I am also a person who dislikes hyacinths in the house intensely.  I find the smell overwhelming and unpleasant.  Several years ago when I moved into my railway cottage in Nottingham I was surprised to find hyacinths growing in the garden.  There I found the scent tolerable, if not pleasant.  Then when wandering around Evenley I saw they had some fantastic dark blue ones growing under the trees.  So, Hyacinth Peter Stuyvesant has been duly bought and planted.

I have increased the amount of species tulips in the garden, and in particular Tulipa Whittallii, which is possibly my favourite tulip.
Finally I have added 100 Muscari armeniacum to drift down the Wild Garden, from the Heather Spur towards the Tree Lupin Border.  If this works (this is a bit of a large if) then it will look rather wonderful in a year or two.  Next year I will just accept it looking not too bad.

So, watch this space, I will be reporting back.

Sunday, 19 October 2014

An October Garden

In my Autumn garden I was fain
To mourn among my scattered roses;
Alas for that last rosebud which uncloses
To Autumn's languid sun and rain
When all the world is on the wane!
Which has not felt the sweet constraint of June,
Nor heard the nightingale in tune.

Broad-faced asters by my garden walk,
You are but coarse compared with roses:
More choice, more dear that rosebud which uncloses
Faint-scented, pinched, upon its stalk,
That least and last which cold winds balk;
A rose it is though least and last of all,
A rose to me though at the fall.

Christina Georgina Rossetti (1830 – 1894)
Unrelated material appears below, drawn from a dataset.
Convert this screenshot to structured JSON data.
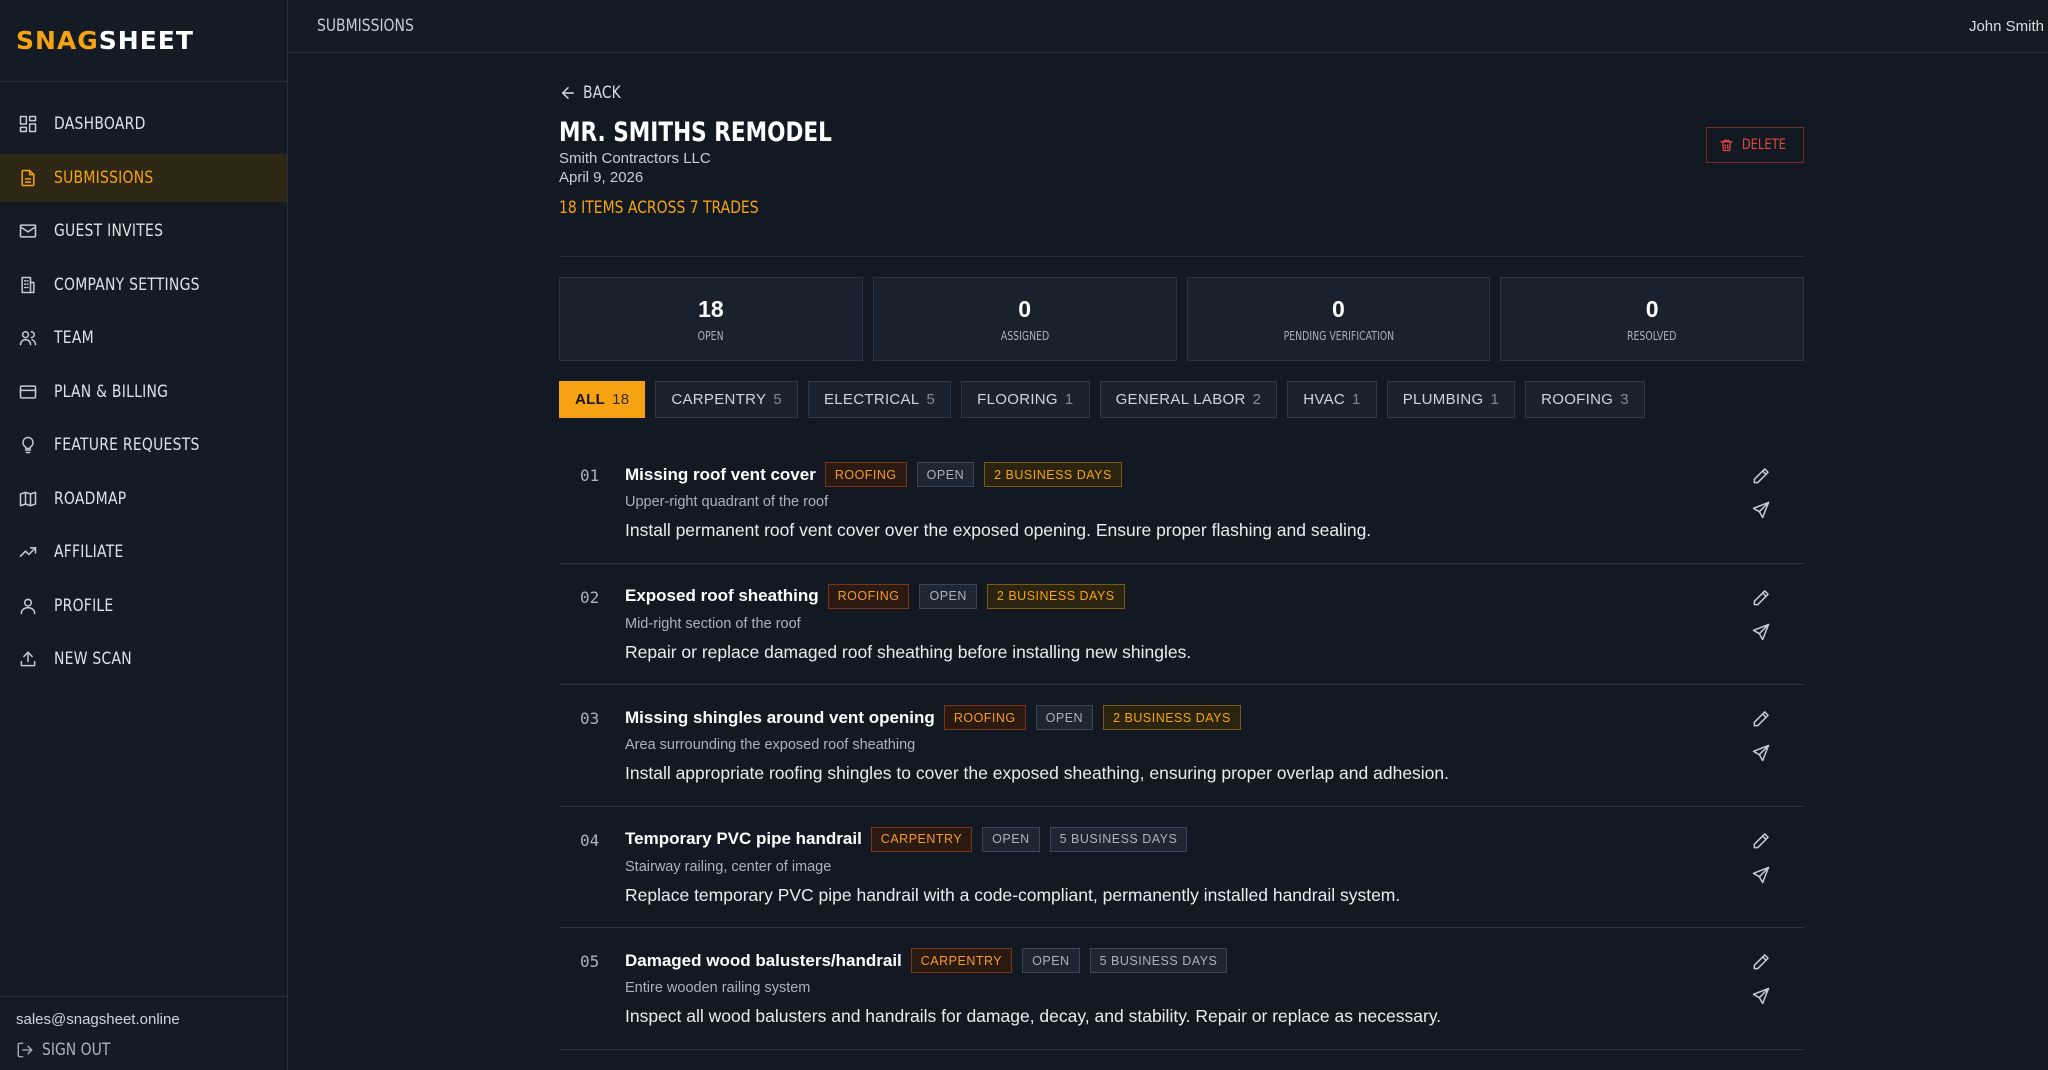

Suddenly this poem sums my garden up.  A week or so ago all was still (unseasonably) warm and very (unseasonably) dry.  Suddenly the rain has arrived, cold and mist too and Autumn is definitely upon us. 
As I walk around my garden the roses are still there, some with their buds balled by rain and some flowering still quite heartedly.  There are now many asters in my garden as I have bought quite a few this year, and I have several cuttings/root spurs in the greenhouse making even more plants for next year. 

I have wandered around a couple of aster gardens in recent weeks, at AvondaleNursery and at Picton and I have formed opinions about asters.  Actually I have reinforced my opinion about asters and I shall take the opportunity to share my very personal view with you.

I like them tall.  There it is, I have said it.  I am not keen on any below knee height.  You can call this being short-ist and I think it actually is.  I look down on the lower asters and, well, I look down on them.

You can tell me they are useful in small gardens, I will fundamentally dispute this as they look equally short in a small or large garden.  Height goes up not along.

You can tell me they have their place and there I will agree with you, they do and that place is not in my garden.
But you say, this is unreasonable, we disagree, we think they are wonderful.  Well that’s great, as I said this is a very personal view and applies only to me and my garden.  I am not saying no one can or should grow them but I have yet to find one I could give a home to.

Gosh that turned into a bit of a rant didn’t it? and I didn’t even mention the ‘pink flowers look like prawns’ conversation.*

*not all pink, but some specific wishy-washy pinks apparently.  I rather link some pinks but I now I wander around my garden looking for prawns. (thanks T)